There are some really exhilarating moments on Wrecking Ball as well. The trio of "Easy Money", "Shackled and Drawn" and "Death to My Hometown" remind me of bands like The Pogues and the punk meets irish gig aesthetic of late period Joe Strummer songs like "Johnny Appleseed". "Jack of All Trades" is a mournful waltz set to a cold unfeeling drum sample that lyrically verges on self-parody until it takes a sinister turn at the end. "Land of Hope and Dreams" is one of the best Springsteen songs of the past 15 years and its nice to have it on an official release, particularly in this new arrangement (that gets derailed at the end by the aforementioned Michele Moore's contribution).
Wrecking Ball is filled with references to the cyclical nature of life and history. In "Jack of All Trades" makes the observation that our current economic malaise has all "happened before, and it will happen again", in "Death to My Hometown" he cautions that the "robber barons" will return "just as sure as the rising sun and in "Wrecking Ball" he mentions that "hard times come, and hard times go, just to come again". Its my sense that with all of these observations, his use of folk music (using traditional folk instruments as well as archaic language and writing singable simplistic melodies) he seeks to cement the Guthrie -> Dylan -> Springsteen trajectory that many of his rock critic supporters have articulated. The thing is, it was never his lyrics or how his records sounded that made his talent comparable to Dylan's work. The real comparison was that like Dylan bringing folk music into a postmodern era - Springsteen fused the sounds of Phil Specter, Motown and Stax together and paired that sound, the treasured E Street sound, with lyrics with an implicit political consciousness and a distinctively punk ethos. Its a return to THAT Springsteen that fans have been pining for ever since the synth drenched pop of Born in the USA - and it might take a final revisiting of that sound to really cement Springsteen as a true peer of Bob Dylan.

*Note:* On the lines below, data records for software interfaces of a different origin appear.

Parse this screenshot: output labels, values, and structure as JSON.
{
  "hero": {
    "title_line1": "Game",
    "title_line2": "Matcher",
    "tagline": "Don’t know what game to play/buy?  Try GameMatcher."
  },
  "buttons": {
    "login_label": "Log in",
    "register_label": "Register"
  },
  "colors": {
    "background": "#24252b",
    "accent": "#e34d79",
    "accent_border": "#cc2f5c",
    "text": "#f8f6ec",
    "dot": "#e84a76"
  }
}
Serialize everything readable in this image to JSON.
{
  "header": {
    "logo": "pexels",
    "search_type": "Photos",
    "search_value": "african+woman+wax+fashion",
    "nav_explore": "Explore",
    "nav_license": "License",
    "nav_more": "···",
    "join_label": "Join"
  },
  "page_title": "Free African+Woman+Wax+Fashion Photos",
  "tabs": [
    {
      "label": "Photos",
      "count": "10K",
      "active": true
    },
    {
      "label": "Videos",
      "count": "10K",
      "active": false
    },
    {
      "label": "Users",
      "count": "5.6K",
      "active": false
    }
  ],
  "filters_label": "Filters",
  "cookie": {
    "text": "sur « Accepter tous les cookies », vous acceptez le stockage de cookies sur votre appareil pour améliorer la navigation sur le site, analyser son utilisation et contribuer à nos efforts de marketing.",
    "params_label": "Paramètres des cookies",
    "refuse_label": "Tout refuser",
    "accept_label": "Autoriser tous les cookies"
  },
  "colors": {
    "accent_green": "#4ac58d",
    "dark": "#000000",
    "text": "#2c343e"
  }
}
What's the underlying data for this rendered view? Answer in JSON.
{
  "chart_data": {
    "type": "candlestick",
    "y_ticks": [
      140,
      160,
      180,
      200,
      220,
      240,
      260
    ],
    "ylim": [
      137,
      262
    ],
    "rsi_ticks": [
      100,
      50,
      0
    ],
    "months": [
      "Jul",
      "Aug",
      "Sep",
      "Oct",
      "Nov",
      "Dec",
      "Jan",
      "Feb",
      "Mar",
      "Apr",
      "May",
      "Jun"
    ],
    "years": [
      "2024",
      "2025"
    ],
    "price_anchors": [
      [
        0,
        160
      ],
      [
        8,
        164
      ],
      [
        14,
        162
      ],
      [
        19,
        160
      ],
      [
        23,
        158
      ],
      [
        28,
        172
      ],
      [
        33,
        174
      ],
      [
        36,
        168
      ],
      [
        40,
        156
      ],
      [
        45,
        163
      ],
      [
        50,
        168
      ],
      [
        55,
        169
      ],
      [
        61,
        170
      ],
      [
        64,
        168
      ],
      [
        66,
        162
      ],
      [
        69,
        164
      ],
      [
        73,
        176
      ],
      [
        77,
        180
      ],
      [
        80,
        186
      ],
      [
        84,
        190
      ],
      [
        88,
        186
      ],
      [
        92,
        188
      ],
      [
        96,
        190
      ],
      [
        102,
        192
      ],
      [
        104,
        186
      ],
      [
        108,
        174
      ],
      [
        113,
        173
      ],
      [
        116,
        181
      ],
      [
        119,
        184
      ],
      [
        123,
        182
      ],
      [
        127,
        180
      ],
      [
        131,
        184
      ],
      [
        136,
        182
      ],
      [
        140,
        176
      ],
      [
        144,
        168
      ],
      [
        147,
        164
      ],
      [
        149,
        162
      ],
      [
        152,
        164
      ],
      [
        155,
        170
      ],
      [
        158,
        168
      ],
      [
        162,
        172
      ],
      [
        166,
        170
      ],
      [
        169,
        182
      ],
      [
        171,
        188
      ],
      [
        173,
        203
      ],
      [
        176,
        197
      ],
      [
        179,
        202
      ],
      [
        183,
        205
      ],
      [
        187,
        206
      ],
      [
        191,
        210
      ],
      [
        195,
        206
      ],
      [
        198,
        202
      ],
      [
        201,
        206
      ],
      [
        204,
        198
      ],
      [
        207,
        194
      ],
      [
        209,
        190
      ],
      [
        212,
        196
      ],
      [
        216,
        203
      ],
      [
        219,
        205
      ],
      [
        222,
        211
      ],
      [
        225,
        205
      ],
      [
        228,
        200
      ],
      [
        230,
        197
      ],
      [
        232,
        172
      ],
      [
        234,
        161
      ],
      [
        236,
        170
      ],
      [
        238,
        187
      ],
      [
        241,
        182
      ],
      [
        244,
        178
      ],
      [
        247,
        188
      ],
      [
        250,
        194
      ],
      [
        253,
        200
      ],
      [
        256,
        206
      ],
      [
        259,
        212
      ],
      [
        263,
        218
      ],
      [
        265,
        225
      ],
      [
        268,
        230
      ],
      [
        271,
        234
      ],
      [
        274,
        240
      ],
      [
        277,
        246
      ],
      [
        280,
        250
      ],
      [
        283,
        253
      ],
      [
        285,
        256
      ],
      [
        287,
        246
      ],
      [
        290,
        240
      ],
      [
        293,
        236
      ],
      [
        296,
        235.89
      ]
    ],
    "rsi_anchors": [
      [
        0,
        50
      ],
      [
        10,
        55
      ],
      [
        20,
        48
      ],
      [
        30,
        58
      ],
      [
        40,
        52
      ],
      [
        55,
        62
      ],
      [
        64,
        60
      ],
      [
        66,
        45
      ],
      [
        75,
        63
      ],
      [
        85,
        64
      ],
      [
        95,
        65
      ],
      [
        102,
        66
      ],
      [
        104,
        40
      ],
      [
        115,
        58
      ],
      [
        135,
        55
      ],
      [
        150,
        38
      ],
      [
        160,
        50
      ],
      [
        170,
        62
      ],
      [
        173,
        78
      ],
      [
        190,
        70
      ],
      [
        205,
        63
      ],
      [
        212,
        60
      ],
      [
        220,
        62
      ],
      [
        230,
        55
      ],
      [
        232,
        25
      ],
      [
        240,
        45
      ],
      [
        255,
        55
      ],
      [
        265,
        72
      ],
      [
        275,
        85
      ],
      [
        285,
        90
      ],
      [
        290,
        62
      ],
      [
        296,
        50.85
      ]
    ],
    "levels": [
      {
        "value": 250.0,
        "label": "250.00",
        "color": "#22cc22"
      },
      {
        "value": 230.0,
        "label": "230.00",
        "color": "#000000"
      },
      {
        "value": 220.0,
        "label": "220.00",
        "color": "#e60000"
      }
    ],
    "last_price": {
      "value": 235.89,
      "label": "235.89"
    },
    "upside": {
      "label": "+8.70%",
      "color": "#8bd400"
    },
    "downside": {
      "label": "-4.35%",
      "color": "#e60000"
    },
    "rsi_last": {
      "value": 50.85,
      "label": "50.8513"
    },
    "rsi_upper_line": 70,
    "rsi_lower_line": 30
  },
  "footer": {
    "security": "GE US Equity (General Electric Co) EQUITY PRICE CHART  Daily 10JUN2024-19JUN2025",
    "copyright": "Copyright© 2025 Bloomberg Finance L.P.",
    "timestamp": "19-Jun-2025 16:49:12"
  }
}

Not some flaccid re-airing of the folk music like his 2006 effort, We Shall Overcome: The Seeger Sessions, and certainly not some half assed "experiment" with Gospel and Hip-Hop like "Rocky Ground".
So check out Wrecking Ball when it hits Spotify and expect to hear something worth your attention - but not anything close to Bruce Springsteen's best work.